What is a Direct Support Professional?
Direct Support Professional (DSP) is a title for a person who works in a community setting to support people with disabilities and older people to live in their communities. The term represents a broad range of employment options that may also be titled Personal Care Attendants, Direct Care Staff, Respite Workers or Community Support Specialists. People in any of the above mentioned positions work to support people with disabilities and older people to ensure their ability to live independently in the community. A DSP may be employed by a private community provider agency for people with intellectual disabilities, a home health agency, the family of the individual receiving services, or directly by an individual with a disability.
The first semester of the PATHS Certificate Program will provide both core competency and enrichment classes to students, preparing them to work as Direct Support Professionals in a wide range of community settings.
Students must successfully complete the classroom component of the program in order to be placed in a paid practicum for the second semester. Course content and competency testing will be modified based on individual learning styles and needs.
The enrichment courses offer students skill sets that exceed the minimum requirements community service providers may be able to offer. These additional skills should afford graduates broader opportunities to be employed as a Direct Support Professional.
It is important to note that the program curriculum and final course content is in development. The following is a sample of courses currently being developed:
- What is the Role of a Direct Support Professional?
- CPR and First Aid
- Identifying, Reporting, and Avoiding Abuse/Neglect/Exploitation
- History of Disability
- Self-determination/Disability Rights
- Medication Management
- Basic Computer Skills
- Medication Management
- Person-Centered Thinking
- Person-Centered Plan Facilitation
- Community Inclusion
- Assistive Technology
- Supportive and Respectful Communication
- Supporting Friendships and Relationships
- Positive Behavior Supports
- Community Settings
Students will attend the first semester classroom component of the program up to 5 hours per day. Not all activity will occur in a classroom setting, and students will engage in a great deal of small group learning experiences. Further, PATHS students will be encouraged to actively participate in a service organization on the Texas A&M campus to facilitate a broader social network.
Students who successfully complete the first semester classroom component of the program will meet the minimum requirements to be employed by a community provider in a community setting. The paid practicum will offer students hands on training as a temporary employee in a community setting serving people with disabilities and older people. PATHS staff will provide supervision and support in partnership with the community provider to ensure the student gains critical direct skill development. At the end of the practicum, the student will receive an evaluation from PATHS staff and the community provider to determine successful completion of the practicum. Successful completion of the PATHS program will provide graduates with immediate employment opportunities from their practicum site. Additional job placement supports will also be available to graduates through a provider referral network.
What is a Child Care Professional?
The PATHS Child Care Professional (CCP) track is available to students who have been accepted into the PATHS program who have an interest in working with children ages 0-5 in a child care program.
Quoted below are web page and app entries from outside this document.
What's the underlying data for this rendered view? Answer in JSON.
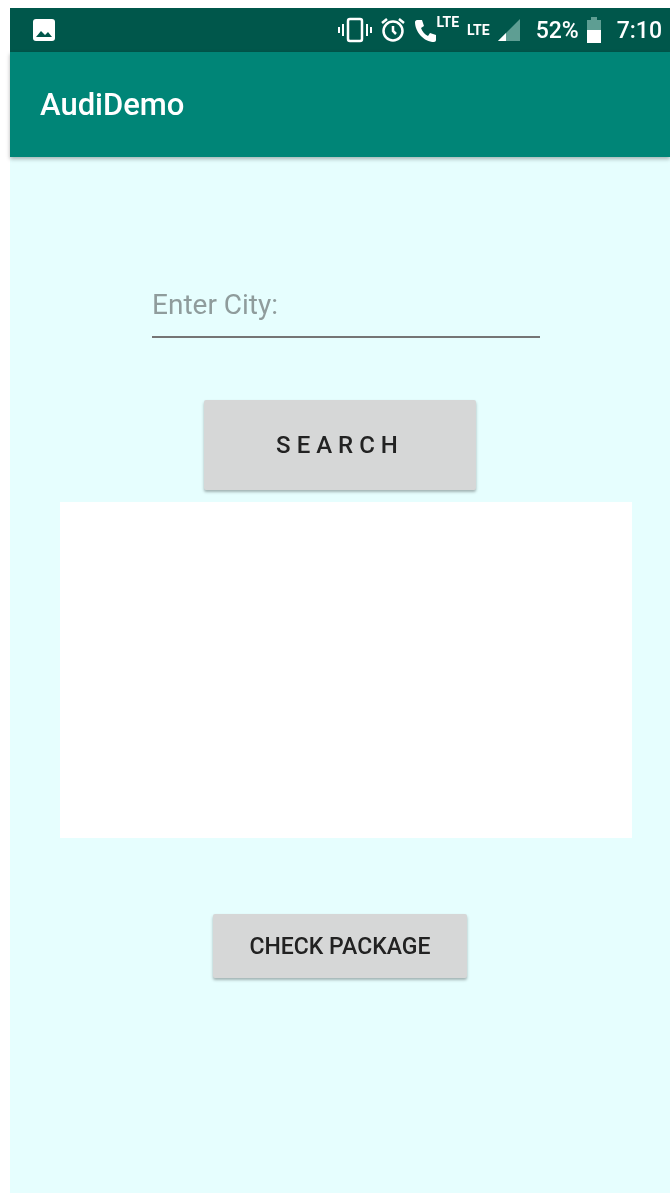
{
  "status_bar": {
    "call_network": "LTE",
    "network": "LTE",
    "battery": "52%",
    "time": "7:10"
  },
  "app_bar": {
    "title": "AudiDemo"
  },
  "city_field": {
    "placeholder": "Enter City:"
  },
  "buttons": [
    {
      "label": "SEARCH",
      "kind": "spaced"
    },
    {
      "label": "CHECK PACKAGE",
      "kind": "plain"
    }
  ]
}
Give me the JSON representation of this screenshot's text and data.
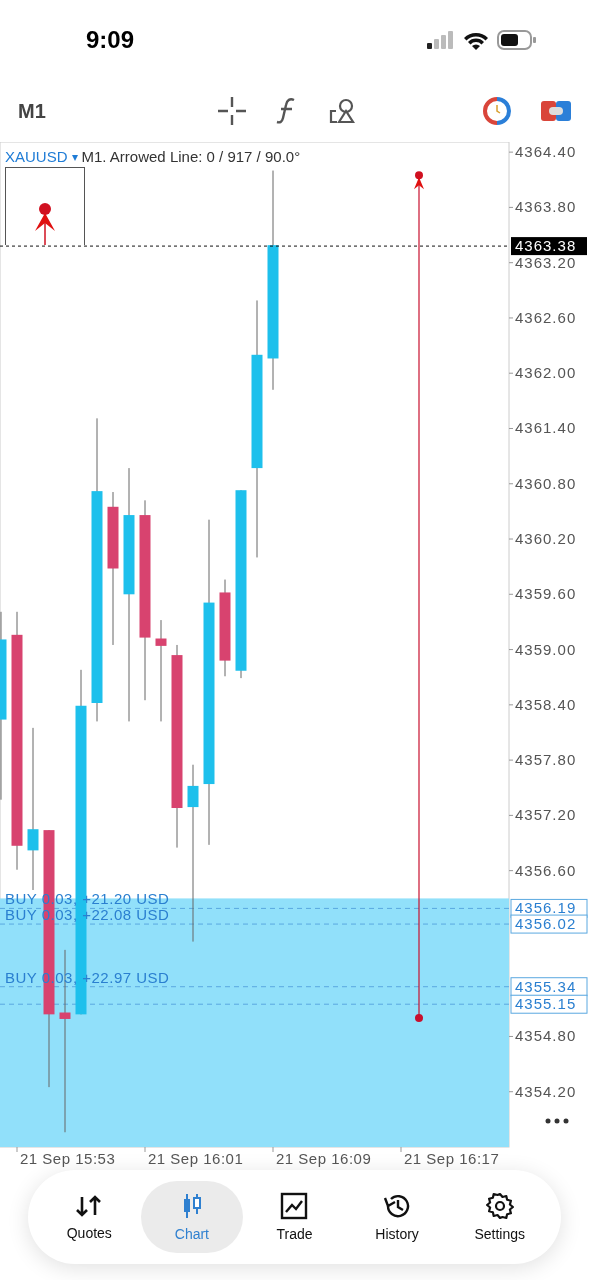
{
  "status_bar": {
    "time": "9:09"
  },
  "toolbar": {
    "timeframe": "M1"
  },
  "chart_header": {
    "symbol": "XAUUSD",
    "symbol_caret": "▾",
    "info": "M1. Arrowed Line: 0 / 917 / 90.0°"
  },
  "chart": {
    "price_axis": [
      "4364.40",
      "4363.80",
      "4363.20",
      "4362.60",
      "4362.00",
      "4361.40",
      "4360.80",
      "4360.20",
      "4359.60",
      "4359.00",
      "4358.40",
      "4357.80",
      "4357.20",
      "4356.60",
      "4354.80",
      "4354.20"
    ],
    "time_axis": [
      "21 Sep 15:53",
      "21 Sep 16:01",
      "21 Sep 16:09",
      "21 Sep 16:17"
    ],
    "current_price": "4363.38",
    "positions": [
      {
        "text": "BUY 0.03, +21.20 USD",
        "price": "4356.19"
      },
      {
        "text": "BUY 0.03, +22.08 USD",
        "price": "4356.02"
      },
      {
        "text": "BUY 0.03, +22.97 USD",
        "price": "4355.34"
      },
      {
        "price": "4355.15"
      }
    ]
  },
  "tabs": [
    {
      "label": "Quotes",
      "selected": false
    },
    {
      "label": "Chart",
      "selected": true
    },
    {
      "label": "Trade",
      "selected": false
    },
    {
      "label": "History",
      "selected": false
    },
    {
      "label": "Settings",
      "selected": false
    }
  ]
}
This track will closely align with the six competency standards set by the CDA Council (CDACouncil.org). Upon graduation, graduates will have knowledge to begin/continue working with children ages 0-5 in the classroom setting.
The Child Care track prepares students for responsibilities:
- Supervise and monitor the safety of children in their care
- Organize toys and materials to ensure a tidy activity area
- Help children keep good hygiene
- Change the diapers of infants and toddlers
- Teach children to use touch screens and computers
- Develop schedules and routines to ensure that children have enough physical activity, rest, and playtime
- Keep records of children’s progress, routines, and interest